Before cancer cells can metastasize, they need to enter a blood vessel or lymphatic. This is called lymphovascular invasion.
Why is this important? Lymphovascular invasion increases the risk that cancer cells will be found in a lymph node or a distant part of the body such as the lungs.
A margin is the normal tissue that surrounds a tumour and is removed with the tumour at the time of surgery. The margins will only described in cases where the tumour extends into the cervical stroma or other tissues surrounding the uterus and after the entire tumour has been removed.
The type and number of margins described in your report will depend on the type of surgical procedure performed to remove the tumour.
Why is this important? Cancer cells found at the margin (positive margin) increase the risk that the tumour will grow back after treatment.
This is the size of the tumour measured in millimeters. The tumour size is only measured after the entire tumour has been removed. Tumour size is not used to determine the tumour stage (see Pathologic stage below) as it has not been shown to be associated with prognosis.
Lymph nodes are small immune organs located throughout the body. Cancer cells can travel from the tumour to a lymph node through lymphatic channels located in and around the tumour (see Lymphovascular invasion above). The movement of cancer cells from the tumour to a lymph node is called a metastasis.
Your pathologist will carefully examine all lymph nodes for cancer cells. Lymph nodes that contain cancer cells are often called positive while those that do not contain any cancer cells are called negative. Most reports include the total number of lymph nodes examined and the number, if any, that contain cancer cells.
Lymph nodes on the same side as the tumour are called ipsilateral while those on the opposite side of the tumour are called contralateral.
Lymph nodes examined are usually divided into those found in the pelvis and those found around a large blood vessel in the abdomen called the aorta. The lymph nodes found around the aorta are called para-aortic.
If cancer cells are found in a lymph node, the size of the area involved by cancer will be measured and described in your report.
Why is this important? Cancer cells found in a lymph node is associated with a higher risk that the cancer cells will be found in other lymph nodes or in a distant organ such as the lungs. The number of lymph nodes with cancer cells is also used to determine the nodal stage (see Pathologic stage below).
The pathologic stage for serous carcinoma is based on the TNM staging system, an internationally recognized system originally created by the American Joint Committee on Cancer.
This system uses information about the primary tumour (T), lymph nodes (N), and distant metastatic disease (M) to determine the complete pathologic stage (pTNM). Your pathologist will examine the tissue submitted and give each part a number.

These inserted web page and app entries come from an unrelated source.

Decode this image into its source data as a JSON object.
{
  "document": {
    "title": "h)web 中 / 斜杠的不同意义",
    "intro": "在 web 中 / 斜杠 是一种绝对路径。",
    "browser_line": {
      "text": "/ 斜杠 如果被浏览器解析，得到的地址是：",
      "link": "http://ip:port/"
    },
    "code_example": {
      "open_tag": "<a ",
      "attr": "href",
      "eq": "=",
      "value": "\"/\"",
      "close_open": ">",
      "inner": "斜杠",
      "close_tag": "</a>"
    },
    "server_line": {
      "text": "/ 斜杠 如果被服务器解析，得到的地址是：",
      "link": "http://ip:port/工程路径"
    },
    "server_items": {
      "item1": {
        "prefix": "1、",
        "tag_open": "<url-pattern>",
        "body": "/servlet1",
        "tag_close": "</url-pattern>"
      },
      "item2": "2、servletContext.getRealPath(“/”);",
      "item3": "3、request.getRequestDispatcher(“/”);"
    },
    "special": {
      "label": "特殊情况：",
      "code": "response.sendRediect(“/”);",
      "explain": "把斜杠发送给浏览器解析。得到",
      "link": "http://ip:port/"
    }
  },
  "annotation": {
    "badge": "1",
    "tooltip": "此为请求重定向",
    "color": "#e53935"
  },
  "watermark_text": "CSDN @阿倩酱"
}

In general, a higher number means more advanced disease and worse prognosis.
Tumour stage (pT)
Serous carcinoma is given a tumour stage between 1 and 4 based on the depth of myometrial invasion and growth of the tumour outside of the uterus.
Nodal stage (pN)
Serous carcinoma is given an nodal stage from 0 to 2 based on the examination of lymph nodes from the pelvis and abdomen.
Metastatic stage (pM)
Serous carcinoma is given an metastatic stage of 0 or 1 based on the presence of cancer cells at a distant site in the body (for example the lungs). The metastatic stage can only be determined if tissue from a distant site is submitted for pathological examination. Because this tissue is rarely present, the metastatic stage cannot be determined and is listed as MX.